The problem with a movie like White Haired Devil Lady (aka Sorceress’s Wrath) is that there are so many points of interest that it’s hard to know where to begin. Great Wall produced it, and it appears to have location shots taken in the Mainland. This implies certain things not only of its historical importance (there weren’t many martial arts films or Hong Kong co-productions filmed in Mainland before Zhang Xinyan’s Shaolin Temple) but of its political intents, coming not only from an avowed left-wing studio but possibly with the blessings of the PRC censor board. It’s also director Zhang Xinyan’s third (maybe fourth) adaptation of a Liang Yusheng novel, in this case the same novel that provided the basis for Ronny Yu’s celebrated The Bride with White Hair. It’s difficult to even keep up with the movie when each scene reminds one that they aren’t watching a typical wuxia movie. The silly part: White Haired Devil Lady is a typical wuxia movie in all the ways that actually matter.
The story begins with a corrupt government official transporting his ill-gotten gains with an escort from Wudang’s martial arts school. Stopping at an inn, he is confronted by chivalrous bandit Lien Nichang -- known to most as White Haired Devil Lady because of her silver-hair wig. She not only takes the gold, but injures the Wudang swordsman in a way that renders him incapable of using his sword. Insulted, he informs the rest of his martial clan, who are rather incensed, but not especially willing to go hunt down scary white-haired bandit women.
Another of Wudang’s itinerant swordsmen, Cho Yihang, travels back to his hometown after hearing of the insult his brother-in-arms endured, though not the circumstances leading to it. Along the way, he stops for shelter in a cave, and finding a beautiful woman inhabiting the cave, befriends her.

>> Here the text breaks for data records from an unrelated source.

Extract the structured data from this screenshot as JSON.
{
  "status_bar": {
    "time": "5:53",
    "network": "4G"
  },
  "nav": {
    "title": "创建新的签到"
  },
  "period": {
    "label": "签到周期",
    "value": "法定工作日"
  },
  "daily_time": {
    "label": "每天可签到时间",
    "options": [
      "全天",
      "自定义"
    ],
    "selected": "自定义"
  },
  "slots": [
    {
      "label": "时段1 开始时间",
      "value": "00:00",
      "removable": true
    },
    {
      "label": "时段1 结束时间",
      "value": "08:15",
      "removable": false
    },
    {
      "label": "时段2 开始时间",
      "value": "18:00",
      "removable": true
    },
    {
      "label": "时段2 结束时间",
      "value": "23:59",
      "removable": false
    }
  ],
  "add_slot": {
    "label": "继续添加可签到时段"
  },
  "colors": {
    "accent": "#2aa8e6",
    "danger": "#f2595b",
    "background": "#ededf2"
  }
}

Since she isn’t decked out with white hair during the day, Cho Yihang has no idea that the woman to whom he is so attracted is actually his potential enemy, Lien Nichang.

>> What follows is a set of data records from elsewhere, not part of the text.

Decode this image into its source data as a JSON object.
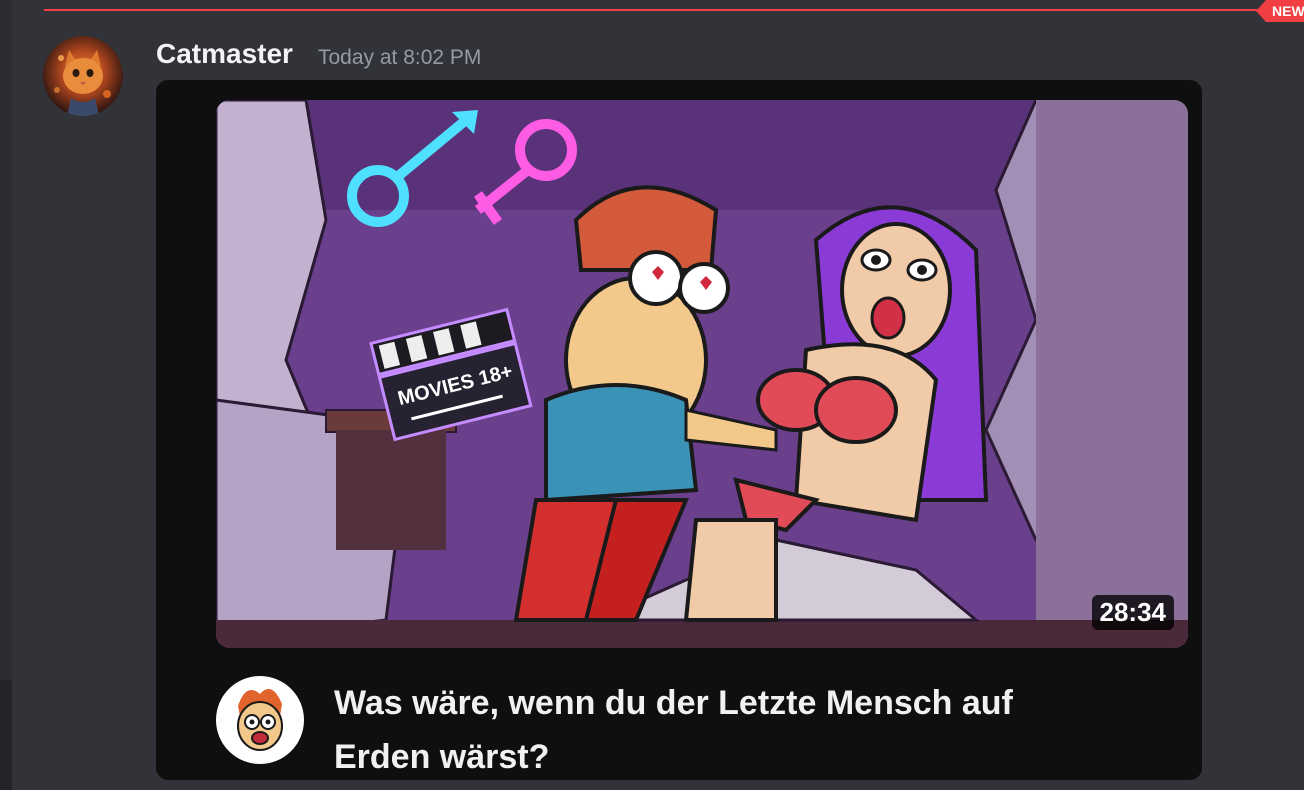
{
  "divider": {
    "badge": "NEW"
  },
  "message": {
    "author": "Catmaster",
    "timestamp": "Today at 8:02 PM",
    "avatar_icon": "cat-avatar-icon"
  },
  "embed": {
    "thumbnail_icon": "video-thumbnail",
    "duration": "28:34",
    "channel_icon": "channel-avatar-icon",
    "title": "Was wäre, wenn du der Letzte Mensch auf Erden wärst?",
    "clapper_text": "MOVIES 18+"
  },
  "colors": {
    "background": "#313338",
    "divider_red": "#f23f43",
    "embed_bg": "#0f0f0f",
    "username": "#f2f3f5",
    "timestamp": "#949ba4"
  }
}
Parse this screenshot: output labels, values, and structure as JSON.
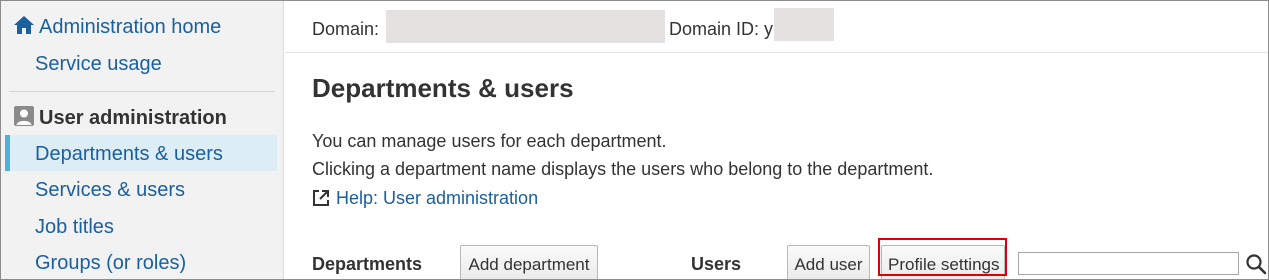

Joining some government troops in an attempt to capture Nichang, he realizes that he’s fighting the woman he loves, and after brief deliberation, switches sides and kills the government troops. The army’s commanders use this as leverage against the Wudang School to coerce them into aiding their fight against Nichang. Cho is torn between his admiration and devotion to Nichang and his sense of loyalty and obligation to his School/religious order and comrades. If you’ve seen The Bride with White Hair (and I find it difficult to believe you’re reading this if you haven’t) the outcome of this tension should will not surprise.
I admit my inadequacy as a critic of left-wing Hong Kong studio films; whatever sort of political viewpoint White Haired Devil Lady promulgates, if it actually does so, flew far over my head. It seems like the sort of film that China’s censors would surely dislike, with its flying swordswomen and characters far more concerned with their personal issues than with the fate of the nation. In that sense, White Haired Devil Lady is the exact inverse of, for example, Holy Robe of Shaolin Temple (Tsui Siu-Ming, 1985), whose major theme is the necessity of giving up on personal desire for the good of the state, or “the people,” as it is referred to in such films. But the location shooting definitely looks to be in the Mainland, and while the Hong Kong Film Archive catalog doesn’t mention the PRC as a shooting location, it does note that action director Teng Ta’s only other film credit is for, The Spy in the Palace (Huang Yu and Yu Pei-yung, 1981), another obscure film from the consolidated left-wing mega studio/distribution group, Sil-Metropole.
White Haired Devil Lady has a very old Hong Kong feel. Its opening musical sequence feels more like what one might see in the Mandarin language wuxia films of the late sixties (such as Zhang’s earlier film, The Jade Bow) than it does similar sequences from PRC propaganda. Similarly, the costumes, acting, and cinematography all recall the stagy glamour of 1960’s Hong Kong period pieces. Were it not for the fight scenes, one might guess it was made in the early seventies at the latest. One early fight scene contains one of the more interesting swordfights in a movie of this kind, and the latter fight scenes attempt cinematic effect with snappy editing -- all the better to hide the necessary stunt doubles. Those stunt doubles do some fantastic work.
It definitely doesn’t resemble, in any way, Ronny Yu’s bizarre take on the story. It’s a very mannered, old-fashioned film. The leads don’t sizzle with sexual chemistry. There’s a sub-plot going on for about half of the film’s running time that’s interminable, but out of (I’m guessing) textual fidelity, the film sees it through, too respectful of the original author’s work to just get on with the plot proper. The fighting is bloodless. The passion doesn’t exist. It’s both toothless and neutered. The denouement left me wondering, “So what?”
It’s a very interesting movie just because of what it is. White Haired Devil Lady will probably amuse fans who want to see all the disparate factions of Chinese language cinema (or martial arts films) but it’s a very dated film, as it was when it debuted in 1981. I have a lot of good will toward it. It should make for an interesting triple feature with The Jade Bow and The Patriotic Knights, the director's other (largely uncelebrated) adaptations of Liang Yusheng.